"""

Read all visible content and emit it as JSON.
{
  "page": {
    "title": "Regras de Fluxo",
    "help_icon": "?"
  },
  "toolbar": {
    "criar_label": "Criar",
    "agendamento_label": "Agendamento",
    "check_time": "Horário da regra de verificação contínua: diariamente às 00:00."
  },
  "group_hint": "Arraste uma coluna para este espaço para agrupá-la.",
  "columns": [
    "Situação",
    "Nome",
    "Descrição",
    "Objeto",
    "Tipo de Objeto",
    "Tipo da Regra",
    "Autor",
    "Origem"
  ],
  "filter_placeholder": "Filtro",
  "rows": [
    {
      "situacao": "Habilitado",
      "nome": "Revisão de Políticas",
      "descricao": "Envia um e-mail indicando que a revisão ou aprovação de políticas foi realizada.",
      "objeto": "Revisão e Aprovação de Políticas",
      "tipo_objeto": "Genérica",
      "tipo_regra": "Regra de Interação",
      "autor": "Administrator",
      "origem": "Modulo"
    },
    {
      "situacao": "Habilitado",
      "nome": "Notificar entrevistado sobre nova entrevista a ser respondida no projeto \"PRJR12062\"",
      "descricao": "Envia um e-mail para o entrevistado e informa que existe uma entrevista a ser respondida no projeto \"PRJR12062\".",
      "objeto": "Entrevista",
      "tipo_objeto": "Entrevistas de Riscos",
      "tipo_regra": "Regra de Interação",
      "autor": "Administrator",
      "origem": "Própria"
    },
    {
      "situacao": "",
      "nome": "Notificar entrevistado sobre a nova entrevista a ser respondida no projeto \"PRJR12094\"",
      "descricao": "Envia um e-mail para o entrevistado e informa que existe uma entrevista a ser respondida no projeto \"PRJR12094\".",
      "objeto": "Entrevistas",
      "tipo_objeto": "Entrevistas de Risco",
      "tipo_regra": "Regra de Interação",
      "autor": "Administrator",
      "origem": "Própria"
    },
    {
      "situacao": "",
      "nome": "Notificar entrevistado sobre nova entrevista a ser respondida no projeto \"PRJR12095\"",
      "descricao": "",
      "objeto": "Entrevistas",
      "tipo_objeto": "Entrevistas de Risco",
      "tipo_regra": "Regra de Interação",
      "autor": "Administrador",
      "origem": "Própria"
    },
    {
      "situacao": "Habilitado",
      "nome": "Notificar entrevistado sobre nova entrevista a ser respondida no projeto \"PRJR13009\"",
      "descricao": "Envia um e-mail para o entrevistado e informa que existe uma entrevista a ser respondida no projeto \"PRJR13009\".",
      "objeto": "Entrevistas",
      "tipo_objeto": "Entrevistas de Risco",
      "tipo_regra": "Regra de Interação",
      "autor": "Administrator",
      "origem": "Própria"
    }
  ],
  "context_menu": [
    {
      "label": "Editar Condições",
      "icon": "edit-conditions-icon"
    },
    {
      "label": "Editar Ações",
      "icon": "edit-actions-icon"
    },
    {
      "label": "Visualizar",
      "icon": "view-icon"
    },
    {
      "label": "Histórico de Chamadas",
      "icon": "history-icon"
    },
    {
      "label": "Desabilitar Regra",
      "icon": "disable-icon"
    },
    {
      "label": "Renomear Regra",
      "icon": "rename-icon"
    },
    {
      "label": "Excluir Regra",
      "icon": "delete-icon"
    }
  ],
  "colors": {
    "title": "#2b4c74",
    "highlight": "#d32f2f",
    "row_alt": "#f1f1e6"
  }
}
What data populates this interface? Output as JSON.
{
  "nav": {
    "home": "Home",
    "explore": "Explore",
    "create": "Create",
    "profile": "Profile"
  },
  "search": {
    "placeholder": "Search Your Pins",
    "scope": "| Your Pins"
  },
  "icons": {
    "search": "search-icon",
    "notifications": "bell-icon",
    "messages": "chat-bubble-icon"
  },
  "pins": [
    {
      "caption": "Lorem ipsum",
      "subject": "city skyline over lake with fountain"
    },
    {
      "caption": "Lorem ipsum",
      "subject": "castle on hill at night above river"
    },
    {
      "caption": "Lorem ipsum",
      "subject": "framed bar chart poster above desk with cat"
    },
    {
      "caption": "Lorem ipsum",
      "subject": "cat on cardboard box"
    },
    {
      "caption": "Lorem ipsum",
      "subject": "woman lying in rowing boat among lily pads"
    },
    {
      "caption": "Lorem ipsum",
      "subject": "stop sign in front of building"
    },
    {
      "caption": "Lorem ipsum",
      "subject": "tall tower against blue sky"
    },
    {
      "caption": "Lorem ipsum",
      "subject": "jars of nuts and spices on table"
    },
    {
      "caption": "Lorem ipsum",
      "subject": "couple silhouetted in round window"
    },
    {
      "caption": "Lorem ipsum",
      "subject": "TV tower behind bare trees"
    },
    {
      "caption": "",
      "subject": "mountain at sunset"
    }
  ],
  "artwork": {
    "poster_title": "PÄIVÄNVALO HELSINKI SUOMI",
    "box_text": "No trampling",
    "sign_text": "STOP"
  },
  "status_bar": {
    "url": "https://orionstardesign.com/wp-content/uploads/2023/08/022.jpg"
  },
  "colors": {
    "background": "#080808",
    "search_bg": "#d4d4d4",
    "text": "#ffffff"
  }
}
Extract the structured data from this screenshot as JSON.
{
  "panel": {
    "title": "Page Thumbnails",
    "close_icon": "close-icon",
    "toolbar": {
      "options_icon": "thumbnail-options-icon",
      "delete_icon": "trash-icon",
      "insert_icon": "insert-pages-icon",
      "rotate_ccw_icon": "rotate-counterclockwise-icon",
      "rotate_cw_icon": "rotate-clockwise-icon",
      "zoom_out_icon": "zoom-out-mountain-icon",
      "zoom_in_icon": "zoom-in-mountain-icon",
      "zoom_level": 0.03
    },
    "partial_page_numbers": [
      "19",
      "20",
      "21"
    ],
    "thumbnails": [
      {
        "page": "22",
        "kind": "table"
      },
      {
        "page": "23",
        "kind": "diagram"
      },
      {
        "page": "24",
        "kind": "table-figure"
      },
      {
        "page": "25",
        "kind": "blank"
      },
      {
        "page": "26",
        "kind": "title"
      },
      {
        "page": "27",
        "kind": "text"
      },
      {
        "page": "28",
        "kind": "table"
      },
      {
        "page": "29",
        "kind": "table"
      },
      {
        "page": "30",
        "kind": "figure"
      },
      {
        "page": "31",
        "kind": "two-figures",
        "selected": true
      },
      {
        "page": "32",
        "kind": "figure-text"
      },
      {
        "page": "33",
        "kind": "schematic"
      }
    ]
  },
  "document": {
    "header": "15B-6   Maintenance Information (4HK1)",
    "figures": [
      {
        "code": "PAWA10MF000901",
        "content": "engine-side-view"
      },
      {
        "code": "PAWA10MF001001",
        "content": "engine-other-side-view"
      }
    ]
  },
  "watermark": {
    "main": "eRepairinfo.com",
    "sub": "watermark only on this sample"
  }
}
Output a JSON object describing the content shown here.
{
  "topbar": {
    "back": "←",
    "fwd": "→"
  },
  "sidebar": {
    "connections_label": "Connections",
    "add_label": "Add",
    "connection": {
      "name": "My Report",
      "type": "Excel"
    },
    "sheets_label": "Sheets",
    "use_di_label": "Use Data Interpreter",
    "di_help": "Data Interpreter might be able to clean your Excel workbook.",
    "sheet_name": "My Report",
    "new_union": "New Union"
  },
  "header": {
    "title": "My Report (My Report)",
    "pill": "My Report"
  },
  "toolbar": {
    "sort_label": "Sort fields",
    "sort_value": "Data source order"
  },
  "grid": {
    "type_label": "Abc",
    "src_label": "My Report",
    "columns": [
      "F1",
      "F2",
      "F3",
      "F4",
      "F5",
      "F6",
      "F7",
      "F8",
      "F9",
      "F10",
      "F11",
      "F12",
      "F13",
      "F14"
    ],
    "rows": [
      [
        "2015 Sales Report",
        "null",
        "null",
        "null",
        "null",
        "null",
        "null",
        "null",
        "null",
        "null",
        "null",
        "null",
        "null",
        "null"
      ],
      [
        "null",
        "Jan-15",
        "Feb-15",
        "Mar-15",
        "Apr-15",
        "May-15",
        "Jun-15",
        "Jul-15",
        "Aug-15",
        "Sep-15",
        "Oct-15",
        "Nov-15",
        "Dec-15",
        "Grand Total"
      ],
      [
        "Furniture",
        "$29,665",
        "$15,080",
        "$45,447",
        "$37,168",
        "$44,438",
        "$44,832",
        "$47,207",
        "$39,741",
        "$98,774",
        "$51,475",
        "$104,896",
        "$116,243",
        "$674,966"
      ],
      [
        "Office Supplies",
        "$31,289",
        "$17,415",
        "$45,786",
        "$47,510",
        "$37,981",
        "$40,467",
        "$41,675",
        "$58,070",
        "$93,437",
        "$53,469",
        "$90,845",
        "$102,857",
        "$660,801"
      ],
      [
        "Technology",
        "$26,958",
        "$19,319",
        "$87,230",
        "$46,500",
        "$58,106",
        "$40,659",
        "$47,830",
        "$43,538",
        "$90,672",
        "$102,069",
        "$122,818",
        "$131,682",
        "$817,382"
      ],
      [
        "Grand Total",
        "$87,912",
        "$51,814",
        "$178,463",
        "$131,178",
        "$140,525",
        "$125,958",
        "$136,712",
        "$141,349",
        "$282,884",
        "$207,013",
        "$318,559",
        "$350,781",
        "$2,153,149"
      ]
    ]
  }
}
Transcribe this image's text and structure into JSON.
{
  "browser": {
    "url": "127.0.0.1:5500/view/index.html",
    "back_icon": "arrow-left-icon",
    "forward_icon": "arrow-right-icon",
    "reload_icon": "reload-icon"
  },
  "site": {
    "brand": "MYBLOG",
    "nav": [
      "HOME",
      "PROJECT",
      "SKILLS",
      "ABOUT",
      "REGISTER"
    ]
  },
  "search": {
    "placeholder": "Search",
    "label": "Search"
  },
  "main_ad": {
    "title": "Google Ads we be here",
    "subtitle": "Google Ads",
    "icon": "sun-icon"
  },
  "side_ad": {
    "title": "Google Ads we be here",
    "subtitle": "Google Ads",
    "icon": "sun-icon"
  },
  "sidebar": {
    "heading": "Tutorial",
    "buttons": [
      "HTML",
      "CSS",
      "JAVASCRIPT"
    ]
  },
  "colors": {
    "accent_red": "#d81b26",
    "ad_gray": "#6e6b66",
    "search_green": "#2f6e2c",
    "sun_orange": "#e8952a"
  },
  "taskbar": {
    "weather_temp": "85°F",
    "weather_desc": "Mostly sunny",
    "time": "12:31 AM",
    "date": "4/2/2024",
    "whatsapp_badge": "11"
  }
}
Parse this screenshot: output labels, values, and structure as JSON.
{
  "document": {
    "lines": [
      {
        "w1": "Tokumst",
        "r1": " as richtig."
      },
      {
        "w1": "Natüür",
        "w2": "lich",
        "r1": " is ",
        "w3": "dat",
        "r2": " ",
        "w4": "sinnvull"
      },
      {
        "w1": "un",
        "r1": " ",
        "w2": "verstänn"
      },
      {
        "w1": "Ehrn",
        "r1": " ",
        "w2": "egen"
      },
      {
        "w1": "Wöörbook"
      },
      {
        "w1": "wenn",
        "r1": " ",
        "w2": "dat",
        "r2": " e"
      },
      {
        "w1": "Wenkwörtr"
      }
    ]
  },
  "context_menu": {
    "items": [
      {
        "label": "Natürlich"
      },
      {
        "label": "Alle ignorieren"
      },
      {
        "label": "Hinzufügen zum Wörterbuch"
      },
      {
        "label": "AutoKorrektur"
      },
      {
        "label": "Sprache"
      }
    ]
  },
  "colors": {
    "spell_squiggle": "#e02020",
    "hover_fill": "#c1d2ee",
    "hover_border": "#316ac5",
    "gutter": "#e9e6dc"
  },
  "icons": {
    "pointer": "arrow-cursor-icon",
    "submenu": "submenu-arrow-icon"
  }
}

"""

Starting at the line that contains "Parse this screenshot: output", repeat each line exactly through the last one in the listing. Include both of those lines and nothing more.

# [SOLUTION]
Parse this screenshot: output labels, values, and structure as JSON.
{
  "document": {
    "lines": [
      {
        "w1": "Tokumst",
        "r1": " as richtig."
      },
      {
        "w1": "Natüür",
        "w2": "lich",
        "r1": " is ",
        "w3": "dat",
        "r2": " ",
        "w4": "sinnvull"
      },
      {
        "w1": "un",
        "r1": " ",
        "w2": "verstänn"
      },
      {
        "w1": "Ehrn",
        "r1": " ",
        "w2": "egen"
      },
      {
        "w1": "Wöörbook"
      },
      {
        "w1": "wenn",
        "r1": " ",
        "w2": "dat",
        "r2": " e"
      },
      {
        "w1": "Wenkwörtr"
      }
    ]
  },
  "context_menu": {
    "items": [
      {
        "label": "Natürlich"
      },
      {
        "label": "Alle ignorieren"
      },
      {
        "label": "Hinzufügen zum Wörterbuch"
      },
      {
        "label": "AutoKorrektur"
      },
      {
        "label": "Sprache"
      }
    ]
  },
  "colors": {
    "spell_squiggle": "#e02020",
    "hover_fill": "#c1d2ee",
    "hover_border": "#316ac5",
    "gutter": "#e9e6dc"
  },
  "icons": {
    "pointer": "arrow-cursor-icon",
    "submenu": "submenu-arrow-icon"
  }
}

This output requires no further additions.